D.C. United kicks off season with Curt Onalfo leading many new faces
For a moment, Curt Onalfo thought he had gotten away with saying that D.C. United's season opener Saturday night against the Kansas City Wizards was just another match on the seven-month calendar.
He kept a straight face in front of a collection of skeptical reporters at RFK Stadium's training field this week before admitting with a smile, "My nose is growing like Pinocchio's."
Indeed, there will be an intriguing subtext at play. Onalfo, a former D.C. player and assistant, makes his debut as United's head coach against the team that fired him last summer after 2 1/2 seasons. His coaching counterpart on the opposing sideline is Peter Vermes, the executive who played a role in Onalfo's dismissal and became the interim coach before inheriting the full-time job.

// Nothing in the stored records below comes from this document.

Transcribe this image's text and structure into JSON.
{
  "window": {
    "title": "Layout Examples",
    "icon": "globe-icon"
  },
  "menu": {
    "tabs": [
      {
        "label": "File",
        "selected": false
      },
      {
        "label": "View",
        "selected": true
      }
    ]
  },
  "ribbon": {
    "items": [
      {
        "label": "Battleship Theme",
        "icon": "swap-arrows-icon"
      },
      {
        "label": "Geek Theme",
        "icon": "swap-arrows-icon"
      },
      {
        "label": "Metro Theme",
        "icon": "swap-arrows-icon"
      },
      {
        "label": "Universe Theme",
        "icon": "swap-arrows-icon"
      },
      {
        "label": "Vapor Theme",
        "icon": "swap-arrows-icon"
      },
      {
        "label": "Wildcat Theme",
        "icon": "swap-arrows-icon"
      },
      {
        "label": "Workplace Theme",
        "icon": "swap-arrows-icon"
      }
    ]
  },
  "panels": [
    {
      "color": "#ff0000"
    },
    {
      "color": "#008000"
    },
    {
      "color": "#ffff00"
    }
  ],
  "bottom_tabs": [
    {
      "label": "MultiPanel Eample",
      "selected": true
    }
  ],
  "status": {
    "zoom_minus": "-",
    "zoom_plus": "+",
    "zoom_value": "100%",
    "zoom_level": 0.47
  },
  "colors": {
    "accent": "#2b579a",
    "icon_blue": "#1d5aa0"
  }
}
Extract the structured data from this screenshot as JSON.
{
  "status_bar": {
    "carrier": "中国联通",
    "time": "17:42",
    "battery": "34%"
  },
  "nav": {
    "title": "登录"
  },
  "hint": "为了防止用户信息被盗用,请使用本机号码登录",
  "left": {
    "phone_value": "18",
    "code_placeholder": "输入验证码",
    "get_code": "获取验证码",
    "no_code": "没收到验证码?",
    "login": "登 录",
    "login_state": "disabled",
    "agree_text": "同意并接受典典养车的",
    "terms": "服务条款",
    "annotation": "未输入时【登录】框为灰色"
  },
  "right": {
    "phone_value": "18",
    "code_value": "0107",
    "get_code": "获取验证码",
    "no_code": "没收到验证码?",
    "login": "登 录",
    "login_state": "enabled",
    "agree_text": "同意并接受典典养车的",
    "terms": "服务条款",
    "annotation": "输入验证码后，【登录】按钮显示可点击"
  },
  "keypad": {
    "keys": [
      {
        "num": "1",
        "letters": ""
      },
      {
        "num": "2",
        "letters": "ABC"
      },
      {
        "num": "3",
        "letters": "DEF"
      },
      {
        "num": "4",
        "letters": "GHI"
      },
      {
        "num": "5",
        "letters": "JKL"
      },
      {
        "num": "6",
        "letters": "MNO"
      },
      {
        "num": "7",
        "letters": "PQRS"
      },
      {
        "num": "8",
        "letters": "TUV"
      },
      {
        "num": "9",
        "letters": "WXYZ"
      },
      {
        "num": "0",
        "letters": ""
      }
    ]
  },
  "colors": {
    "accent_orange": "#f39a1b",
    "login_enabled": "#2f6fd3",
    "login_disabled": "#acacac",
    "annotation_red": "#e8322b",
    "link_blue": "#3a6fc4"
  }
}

"It's all about our group and continuing to get better every day," Onalfo said, shifting the subject to a broader theme. "It's been really rewarding and it's been really good progress. Having said that, we know we have a long way to go."
The opening game offers a fresh start for both Onalfo and United, which missed the MLS playoffs the past two years and spent another winter recalibrating the roster.

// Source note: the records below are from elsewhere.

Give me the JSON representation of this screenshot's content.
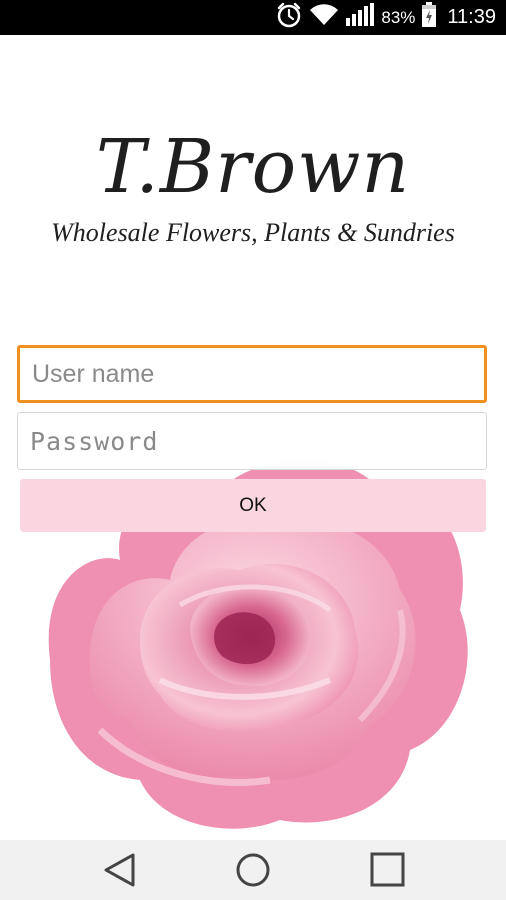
{
  "status_bar": {
    "battery_percent": "83%",
    "time": "11:39",
    "icons": [
      "alarm-icon",
      "wifi-icon",
      "signal-icon",
      "battery-charging-icon"
    ]
  },
  "logo": {
    "title": "T.Brown",
    "subtitle": "Wholesale Flowers, Plants & Sundries"
  },
  "login_form": {
    "username_placeholder": "User name",
    "username_value": "",
    "password_placeholder": "Password",
    "password_value": "",
    "ok_label": "OK"
  },
  "navigation_bar": {
    "icons": [
      "back-icon",
      "home-icon",
      "recent-apps-icon"
    ]
  },
  "colors": {
    "status_bar": "#000000",
    "focus_border": "#f0901e",
    "ok_button": "#f9d6e0",
    "rose": "#ee8fb0",
    "nav_bar": "#f1f1f1"
  }
}
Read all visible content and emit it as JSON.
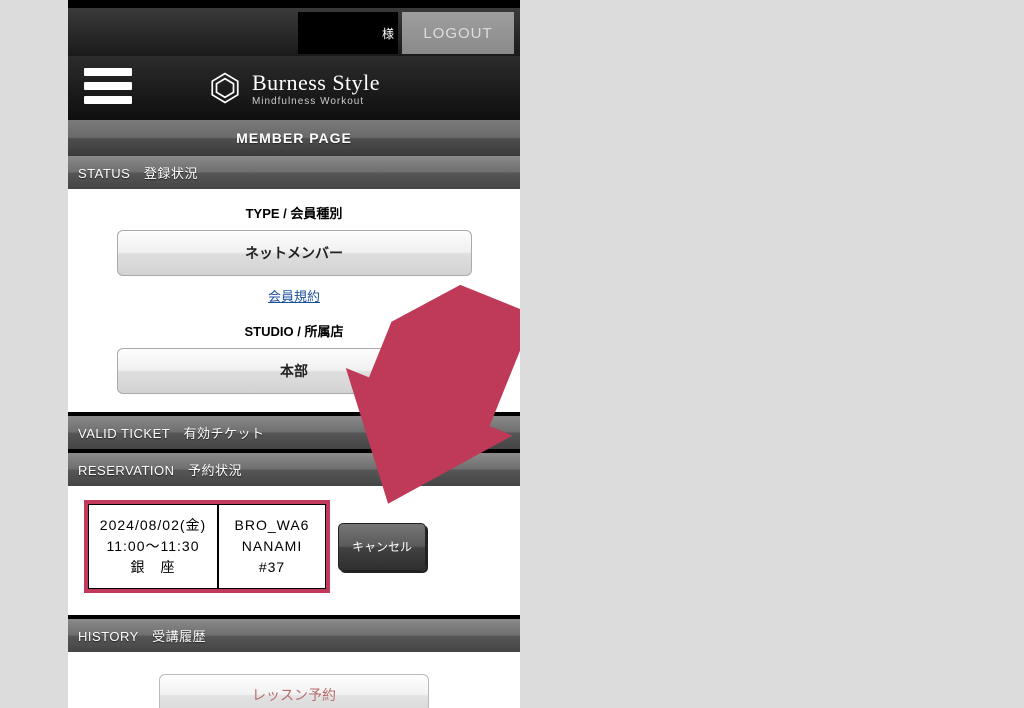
{
  "header": {
    "user_suffix": "様",
    "logout": "LOGOUT",
    "brand_main": "Burness Style",
    "brand_sub": "Mindfulness  Workout",
    "member_page": "MEMBER PAGE"
  },
  "status": {
    "heading": "STATUS　登録状況",
    "type_label": "TYPE / 会員種別",
    "type_value": "ネットメンバー",
    "terms_link": "会員規約",
    "studio_label": "STUDIO / 所属店",
    "studio_value": "本部"
  },
  "valid_ticket": {
    "heading": "VALID TICKET　有効チケット"
  },
  "reservation": {
    "heading": "RESERVATION　予約状況",
    "date_line1": "2024/08/02(金)",
    "date_line2": "11:00～11:30",
    "date_line3": "銀　座",
    "class_line1": "BRO_WA6",
    "class_line2": "NANAMI",
    "class_line3": "#37",
    "cancel": "キャンセル"
  },
  "history": {
    "heading": "HISTORY　受講履歴",
    "lesson_btn": "レッスン予約"
  },
  "colors": {
    "accent_arrow": "#bf3a58",
    "highlight_border": "#c13a5b"
  }
}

Christian Gómez and Luciano Emilio, who won league MVP awards in 2006 and '07, respectively, are no longer with the club. Fred was traded to Philadelphia and Ben Olsen retired. Ten others were not retained.
Goalkeeper Troy Perkins returned after two years in Oslo and defender Carey Talley is back after being away for nine years with four other MLS clubs. Onalfo acquired two of his former Kansas City players -- forward Adam Cristman (Virginia) and midfielder Kurt Morsink (James Madison) -- and the front office imported Salvadoran midfielder Cristian Castillo, Australian forward Danny Allsopp and Bolivian defender Juan Manuel Peña, who at 37 is just three years younger than the coach.

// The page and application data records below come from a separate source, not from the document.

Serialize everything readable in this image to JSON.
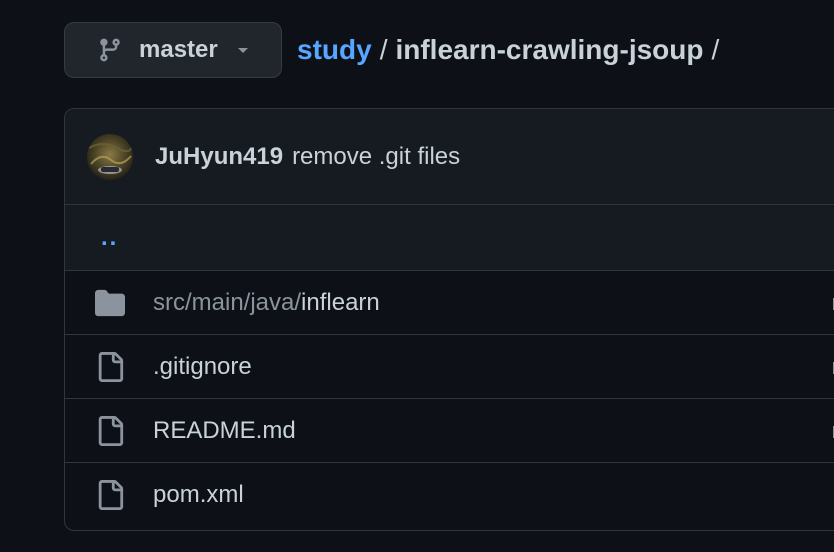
{
  "branch": {
    "name": "master",
    "icon": "git-branch-icon"
  },
  "breadcrumb": {
    "parent": "study",
    "separator": "/",
    "current": "inflearn-crawling-jsoup",
    "trailing": "/"
  },
  "commit": {
    "author": "JuHyun419",
    "message": "remove .git files"
  },
  "files": {
    "parent_link": "..",
    "rows": [
      {
        "type": "folder",
        "prefix": "src/main/java/",
        "name": "inflearn",
        "icon": "folder-icon"
      },
      {
        "type": "file",
        "prefix": "",
        "name": ".gitignore",
        "icon": "file-icon"
      },
      {
        "type": "file",
        "prefix": "",
        "name": "README.md",
        "icon": "file-icon"
      },
      {
        "type": "file",
        "prefix": "",
        "name": "pom.xml",
        "icon": "file-icon"
      }
    ]
  },
  "colors": {
    "background": "#0d1117",
    "link": "#58a6ff",
    "text": "#c9d1d9",
    "muted": "#8b949e",
    "border": "#30363d"
  }
}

Onalfo's tasks are to ensure that all the pieces fit properly and to build chemistry on a squad that, at times, lacked passion and commitment and became terribly predictable.
Despite the issues, United wasn't eliminated from playoff contention until the final weekend in each of the past two years.
"Our goal is to not put ourselves in that position again, and it starts by picking up wins early in the season and getting our confidence up," said forward Chris Pontius, a rookie of the year finalist in 2009 who had eight goals and six assists in all competitions (40 appearances). "If the confidence is high, we are going to win games even when the soccer isn't good."
Pontius will have to help compensate for the loss of Emilio, who, despite technical flaws, scored 41 goals in 83 league matches over three years. Called to fill various roles last year, Pontius is likely to spend the majority of his time on the front line.